The low-down on illegal downloads

Two weeks ago, a 20-minute documentary on YouTube went viral. In the YouTube world, a video of that length with 1.4 million views in just two days is not an average rating.

The video documents Kim Dotcom, founder of Mega Upload, who is now under house arrest in New Zealand for his alleged piracy website.

Illegal downloading and uploading has been an ongoing issue globally for more than 15 years. The issue is closer to a resolution that involved legal action against those involved. Based on an informal survey taken of students in Ottawa, most students are illegally downloading and believe it should be legal.

“It doesn’t seem like something that I could get sued for,” said University of Ottawa second year student, Neil Hash.

In Canada, there is a business called Canipre based out of Montreal that dedicates itself to suing companies and people for uploading illegal content. Their clients are mainly production companies. Most people don’t even realize that they are illegally uploading after they have downloaded an item and left it active on their torrent program. That is what they call “seeding.” One TV download can have tens of thousands of seeders on a popular show. Those seeders can be sued.

In 2012, Bill C-11 was passed to protect Canadians from being sued for more than $20,000. This makes it not as worthwhile for companies to sue, whereas in the US, there is no dollar limitation and illegal uploaders can be sued for hundreds of thousands of dollars.

Glue’s informal survey found that 95 per cent of students in Ottawa are downloading illegally from the Internet. Of that, it was mainly music and TV shows.

Dotcom has stated that content on the Internet should be free.

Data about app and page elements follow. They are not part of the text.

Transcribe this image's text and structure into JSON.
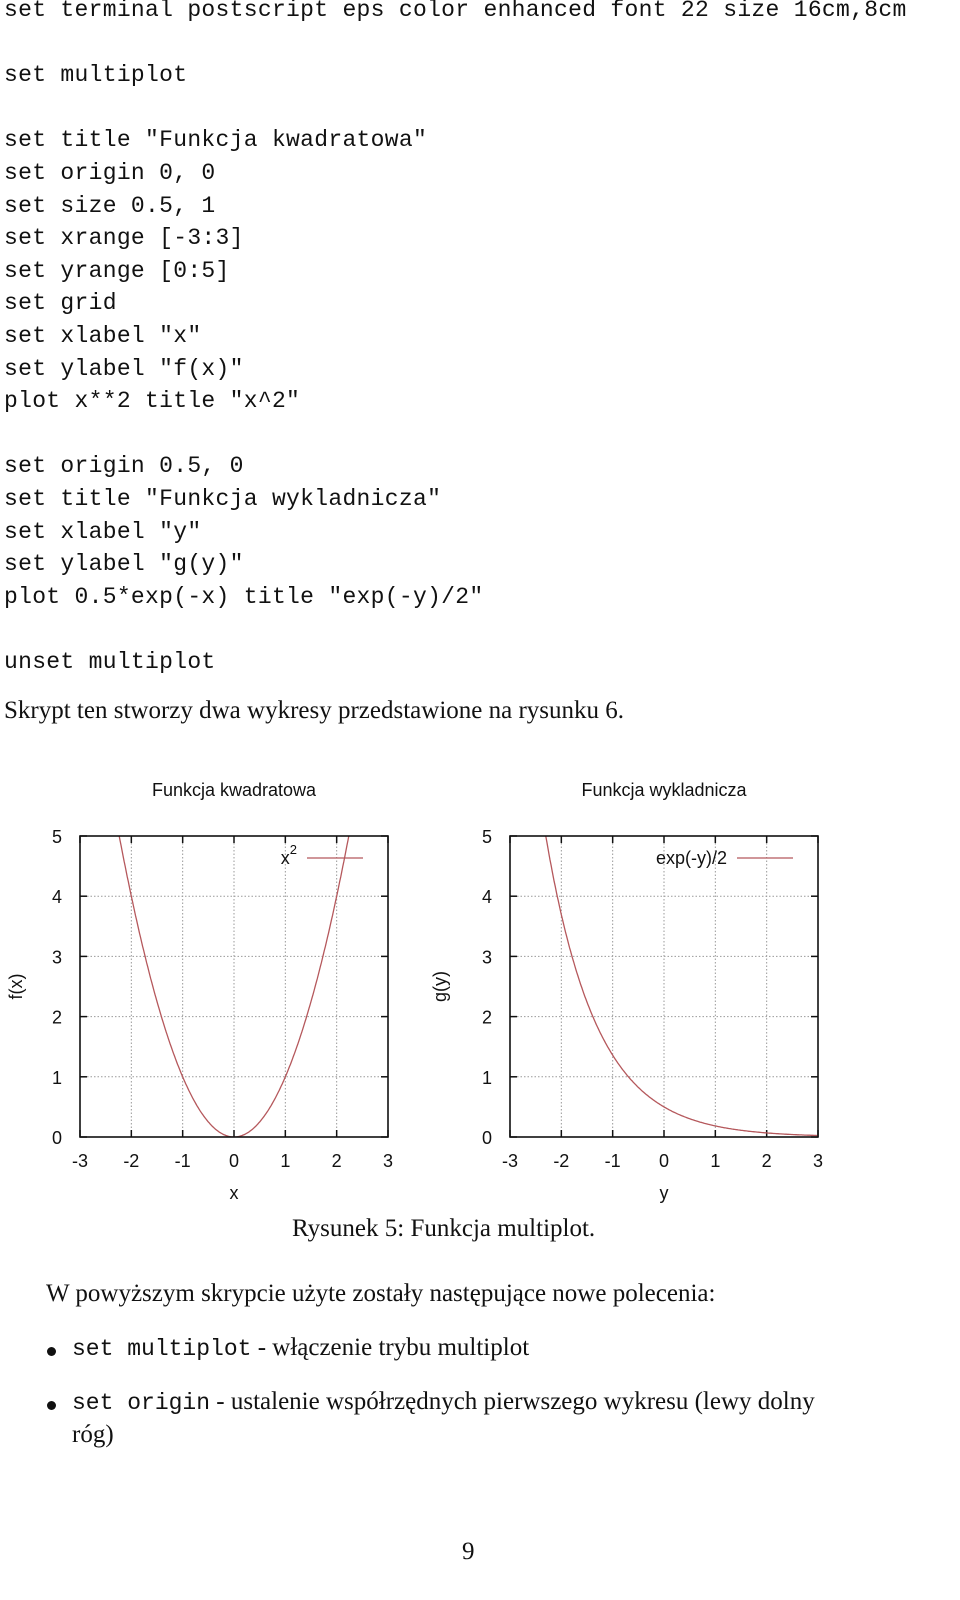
{
  "code_block": {
    "lines": [
      "set terminal postscript eps color enhanced font 22 size 16cm,8cm",
      "",
      "set multiplot",
      "",
      "set title \"Funkcja kwadratowa\"",
      "set origin 0, 0",
      "set size 0.5, 1",
      "set xrange [-3:3]",
      "set yrange [0:5]",
      "set grid",
      "set xlabel \"x\"",
      "set ylabel \"f(x)\"",
      "plot x**2 title \"x^2\"",
      "",
      "set origin 0.5, 0",
      "set title \"Funkcja wykladnicza\"",
      "set xlabel \"y\"",
      "set ylabel \"g(y)\"",
      "plot 0.5*exp(-x) title \"exp(-y)/2\"",
      "",
      "unset multiplot"
    ]
  },
  "intro_text": "Skrypt ten stworzy dwa wykresy przedstawione na rysunku 6.",
  "figure_caption": "Rysunek 5: Funkcja multiplot.",
  "list_intro": "W powyższym skrypcie użyte zostały następujące nowe polecenia:",
  "list_items": [
    {
      "command": "set multiplot",
      "description": " - włączenie trybu multiplot"
    },
    {
      "command": "set origin",
      "description": " - ustalenie współrzędnych pierwszego wykresu (lewy dolny",
      "continuation": "róg)"
    }
  ],
  "page_number": "9",
  "colors": {
    "curve": "#b5585c",
    "grid": "#9a9a9a",
    "axis": "#111111"
  },
  "chart_data": [
    {
      "type": "line",
      "title": "Funkcja kwadratowa",
      "xlabel": "x",
      "ylabel": "f(x)",
      "xlim": [
        -3,
        3
      ],
      "ylim": [
        0,
        5
      ],
      "grid": true,
      "x_ticks": [
        "-3",
        "-2",
        "-1",
        "0",
        "1",
        "2",
        "3"
      ],
      "y_ticks": [
        "0",
        "1",
        "2",
        "3",
        "4",
        "5"
      ],
      "legend": {
        "position": "top-right",
        "entries": [
          {
            "label": "x",
            "superscript": "2"
          }
        ]
      },
      "series": [
        {
          "name": "x^2",
          "function": "x**2",
          "x": [
            -2.24,
            -2,
            -1.5,
            -1,
            -0.5,
            0,
            0.5,
            1,
            1.5,
            2,
            2.24
          ],
          "y": [
            5.0,
            4.0,
            2.25,
            1.0,
            0.25,
            0.0,
            0.25,
            1.0,
            2.25,
            4.0,
            5.0
          ]
        }
      ]
    },
    {
      "type": "line",
      "title": "Funkcja wykladnicza",
      "xlabel": "y",
      "ylabel": "g(y)",
      "xlim": [
        -3,
        3
      ],
      "ylim": [
        0,
        5
      ],
      "grid": true,
      "x_ticks": [
        "-3",
        "-2",
        "-1",
        "0",
        "1",
        "2",
        "3"
      ],
      "y_ticks": [
        "0",
        "1",
        "2",
        "3",
        "4",
        "5"
      ],
      "legend": {
        "position": "top-right",
        "entries": [
          {
            "label": "exp(-y)/2",
            "superscript": ""
          }
        ]
      },
      "series": [
        {
          "name": "exp(-y)/2",
          "function": "0.5*exp(-x)",
          "x": [
            -2.3,
            -2,
            -1.5,
            -1,
            -0.5,
            0,
            0.5,
            1,
            1.5,
            2,
            2.5,
            3
          ],
          "y": [
            4.99,
            3.69,
            2.24,
            1.36,
            0.82,
            0.5,
            0.3,
            0.18,
            0.11,
            0.07,
            0.04,
            0.02
          ]
        }
      ]
    }
  ]
}
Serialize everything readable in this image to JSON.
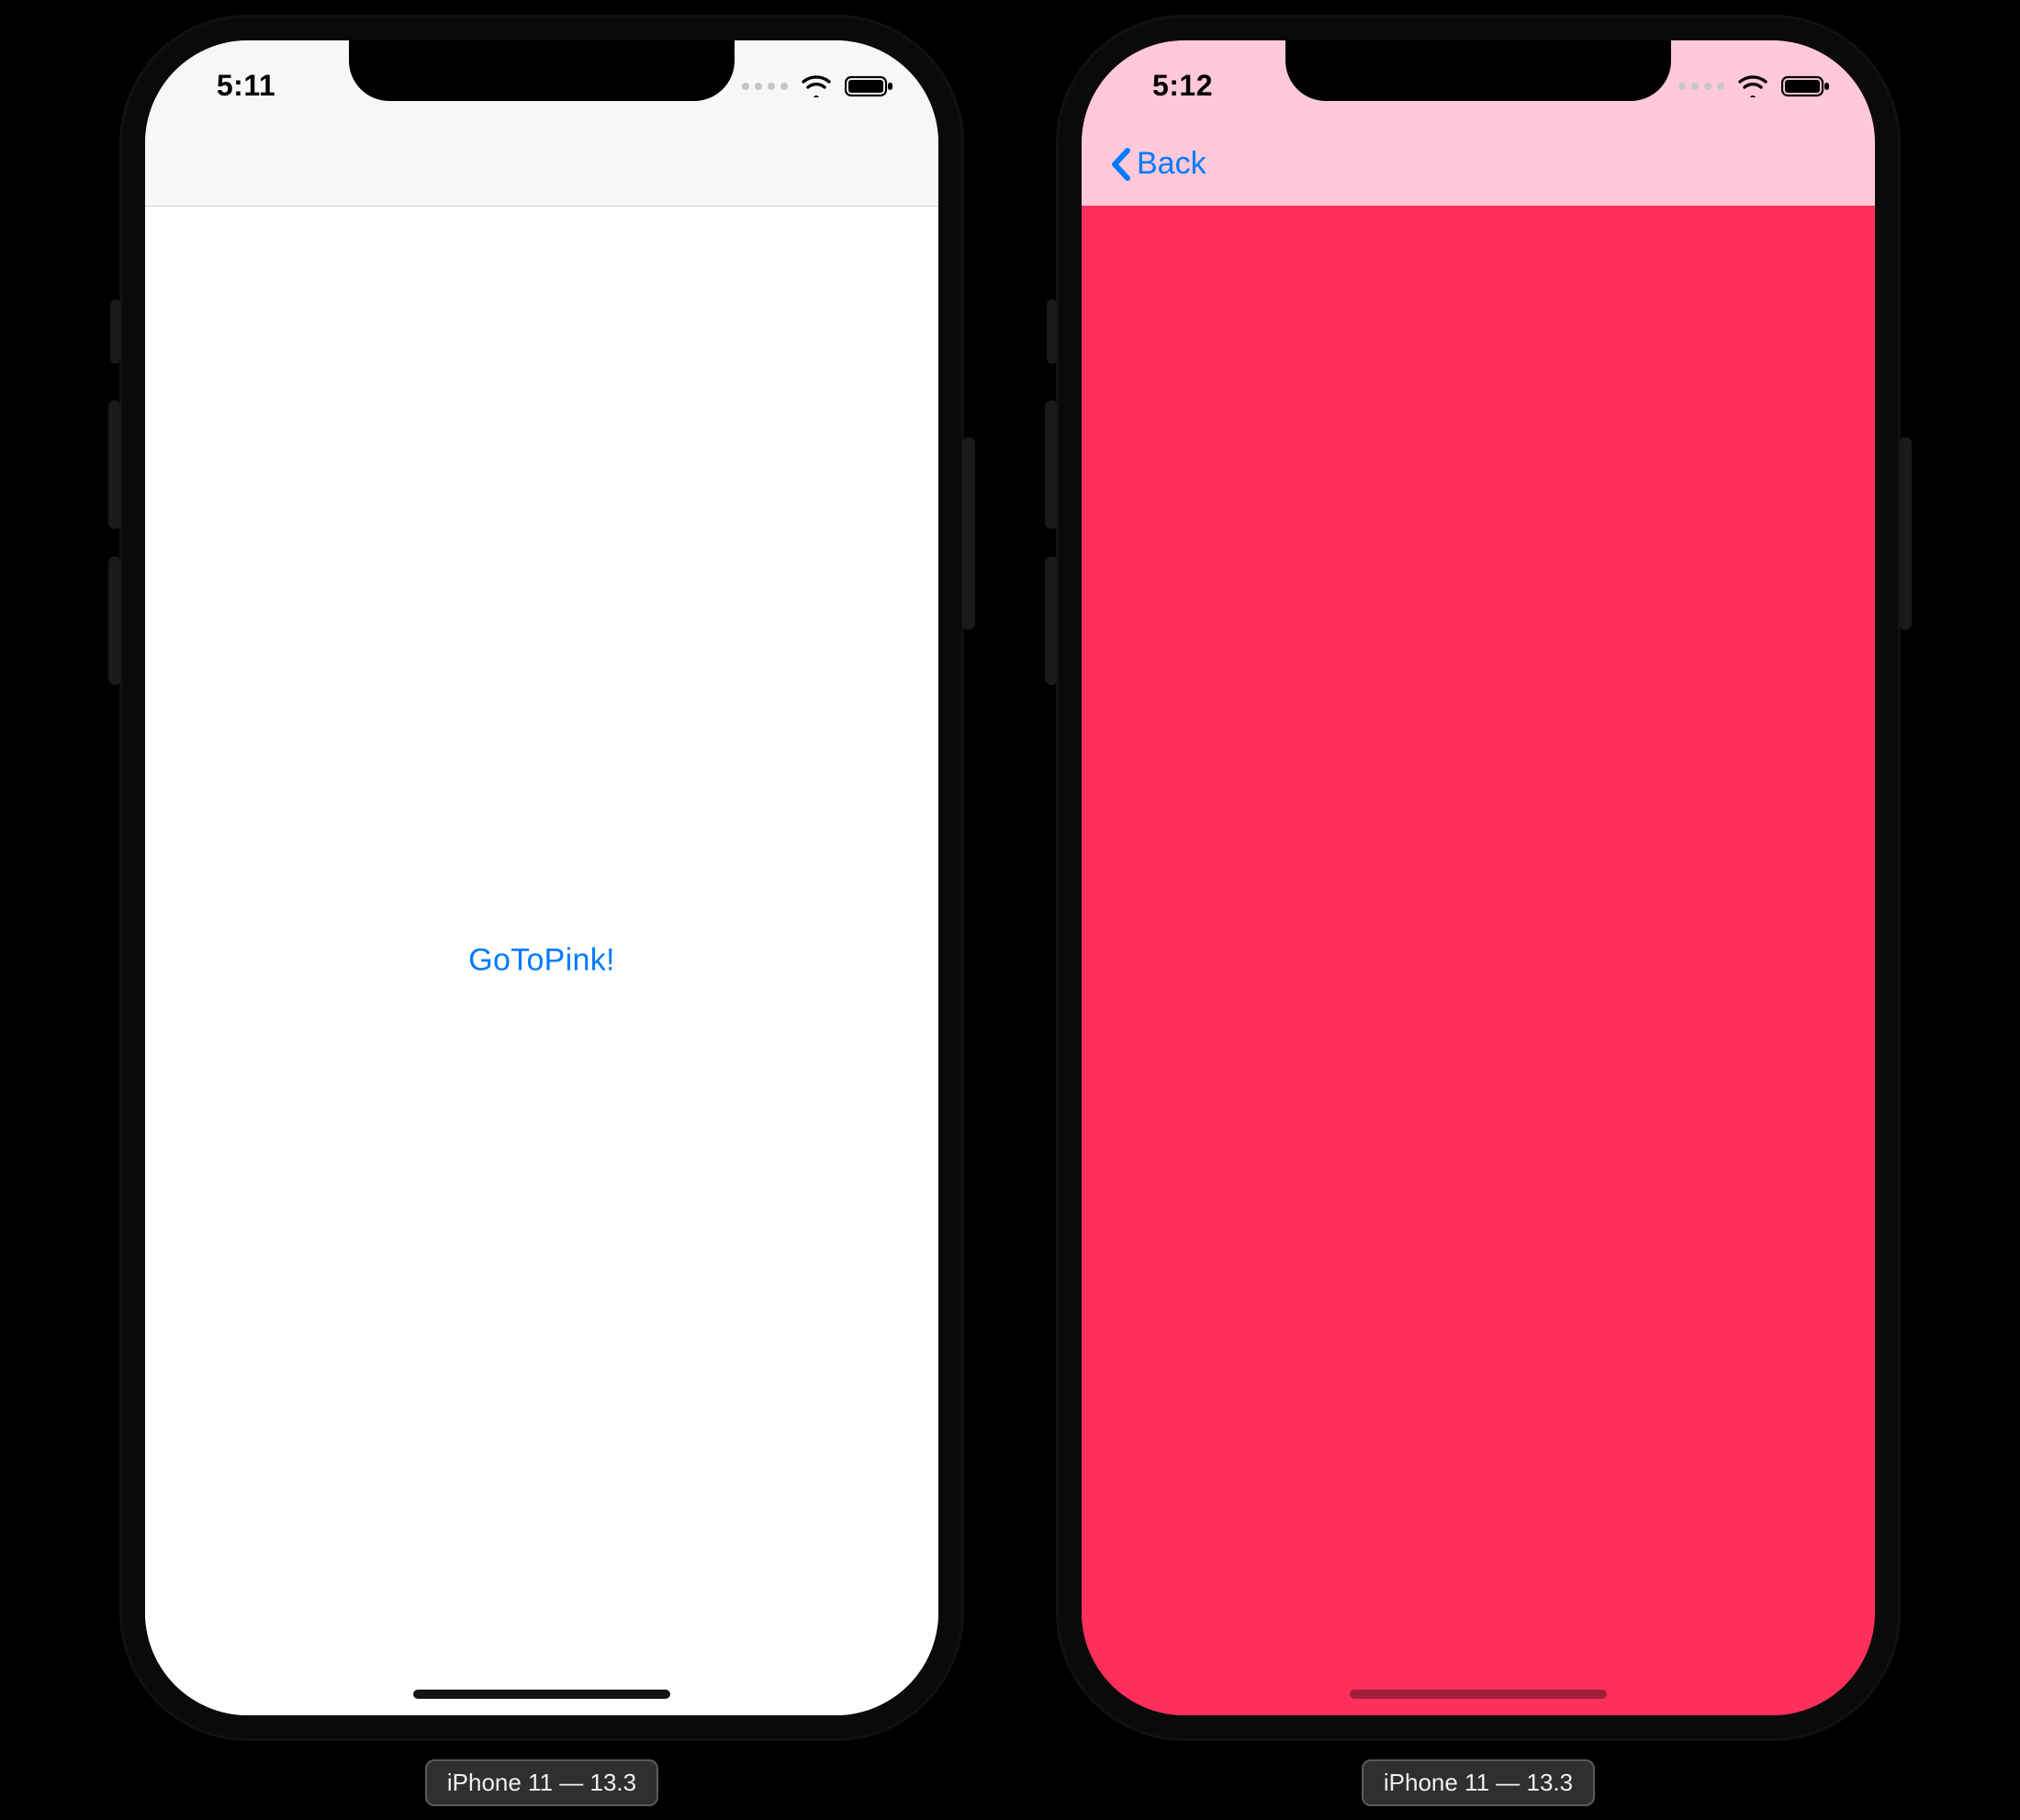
{
  "ios_blue": "#007aff",
  "pink_body": "#ff2f5b",
  "pink_navbar": "#ffc9da",
  "white_navbar": "#f7f7f8",
  "left": {
    "status_time": "5:11",
    "content_button": "GoToPink!",
    "sim_label": "iPhone 11 — 13.3"
  },
  "right": {
    "status_time": "5:12",
    "back_label": "Back",
    "sim_label": "iPhone 11 — 13.3"
  },
  "icons": {
    "cellular": "cellular-signal-weak",
    "wifi": "wifi-icon",
    "battery": "battery-full-icon",
    "chevron_left": "chevron-left-icon"
  }
}
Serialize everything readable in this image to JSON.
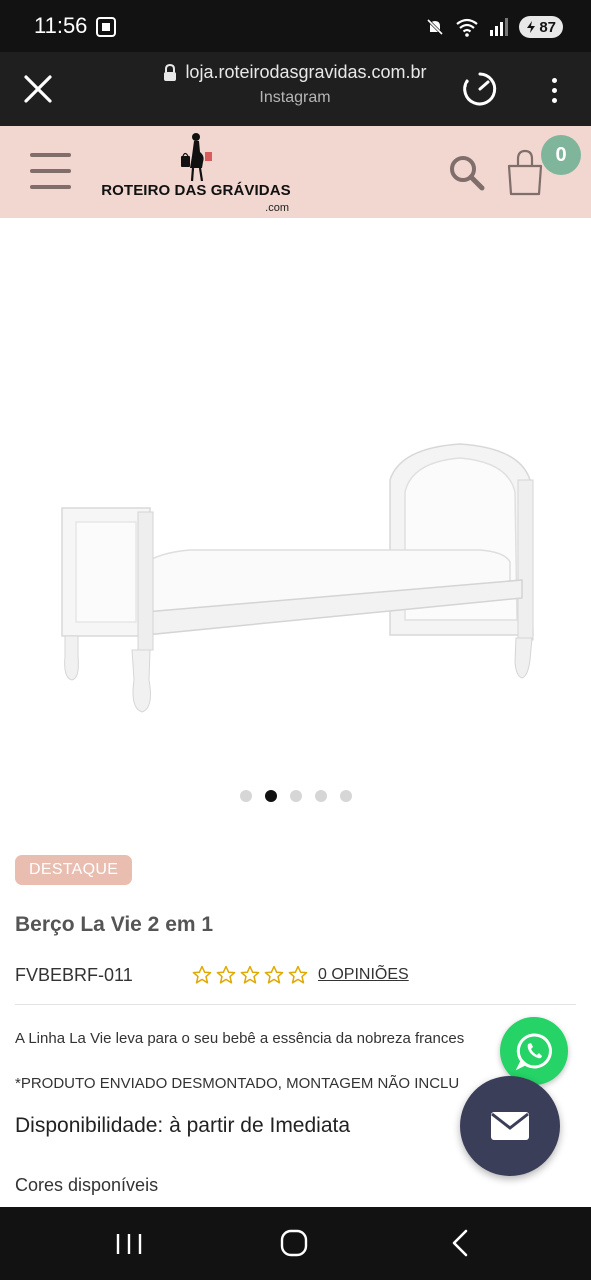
{
  "status_bar": {
    "time": "11:56",
    "battery_level": "87",
    "icons": [
      "screenshot-icon",
      "mute-icon",
      "wifi-icon",
      "signal-icon",
      "battery-icon"
    ]
  },
  "browser": {
    "url": "loja.roteirodasgravidas.com.br",
    "source": "Instagram",
    "icons": [
      "close-icon",
      "lock-icon",
      "speed-icon",
      "more-vert-icon"
    ]
  },
  "header": {
    "logo_name": "ROTEIRO DAS GRÁVIDAS",
    "logo_suffix": ".com",
    "cart_count": "0",
    "brand_color": "#f1d7d0",
    "accent_color": "#7fb59a",
    "icons": [
      "menu-icon",
      "search-icon",
      "cart-icon"
    ]
  },
  "gallery": {
    "slide_count": 5,
    "active_slide": 2,
    "image": "white-bed-icon"
  },
  "product": {
    "badge": "DESTAQUE",
    "title": "Berço La Vie 2 em 1",
    "sku": "FVBEBRF-011",
    "rating_stars": 0,
    "rating_max": 5,
    "reviews_link": "0 OPINIÕES",
    "description": "A Linha La Vie leva para o seu bebê a essência da nobreza frances",
    "note": "*PRODUTO ENVIADO DESMONTADO, MONTAGEM NÃO INCLU",
    "availability": "Disponibilidade: à partir de Imediata",
    "colors_label": "Cores disponíveis"
  },
  "floating": {
    "icons": [
      "whatsapp-icon",
      "mail-icon"
    ]
  },
  "nav": {
    "icons": [
      "recent-apps-icon",
      "home-icon",
      "back-icon"
    ]
  }
}
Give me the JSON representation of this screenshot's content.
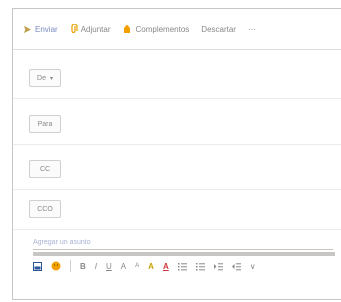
{
  "toolbar": {
    "send_label": "Enviar",
    "attach_label": "Adjuntar",
    "addins_label": "Complementos",
    "discard_label": "Descartar",
    "more_label": "···"
  },
  "fields": {
    "from_label": "De",
    "to_label": "Para",
    "cc_label": "CC",
    "bcc_label": "CCO"
  },
  "subject": {
    "placeholder": "Agregar un asunto"
  },
  "format_toolbar": {
    "bold": "B",
    "italic": "I",
    "underline": "U",
    "font_size": "A",
    "superscript": "A",
    "highlight": "A",
    "font_color": "A",
    "more": "∨"
  },
  "colors": {
    "accent": "#2b579a",
    "addins": "#f2a000",
    "font_color": "#d13438",
    "highlight": "#ffd800"
  }
}
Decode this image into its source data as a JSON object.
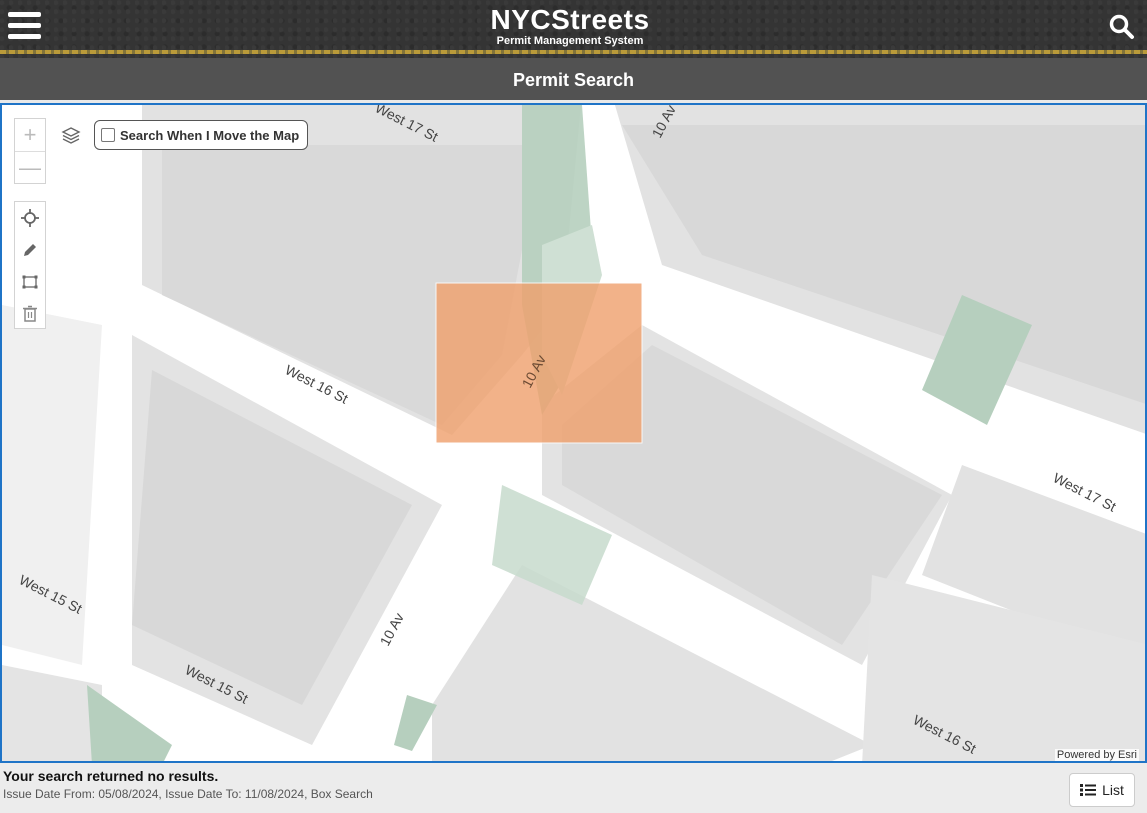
{
  "header": {
    "logo_title": "NYCStreets",
    "logo_subtitle": "Permit Management System",
    "page_title": "Permit Search"
  },
  "map": {
    "move_search_label": "Search When I Move the Map",
    "move_search_checked": false,
    "zoom_in": "+",
    "zoom_out": "—",
    "attribution": "Powered by Esri",
    "street_labels": [
      "West 17 St",
      "10 Av",
      "West 16 St",
      "10 Av",
      "West 17 St",
      "West 15 St",
      "10 Av",
      "West 15 St",
      "West 16 St"
    ],
    "selection_color": "#f0a06c"
  },
  "results": {
    "message": "Your search returned no results.",
    "details": "Issue Date From: 05/08/2024, Issue Date To: 11/08/2024, Box Search",
    "list_button": "List"
  },
  "colors": {
    "accent": "#1f74c7",
    "header": "#343434",
    "titlebar": "#525252",
    "park": "#b6cfbe"
  }
}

He believes that it will hurt the creative industry and governments are “undermining our rights, destroying freedom and censoring the Internet.”

As Dotcom’s trial is underway, student will continue torrent music and videos and discuss questions of personal privacy.

The Mega Upload website even features a quote from the Universal Declaration of Human Rights: “No one shall be subjected to arbitrary interference with his privacy, family, home, or correspondence. Everyone has the right to the protection of the law against such interference.”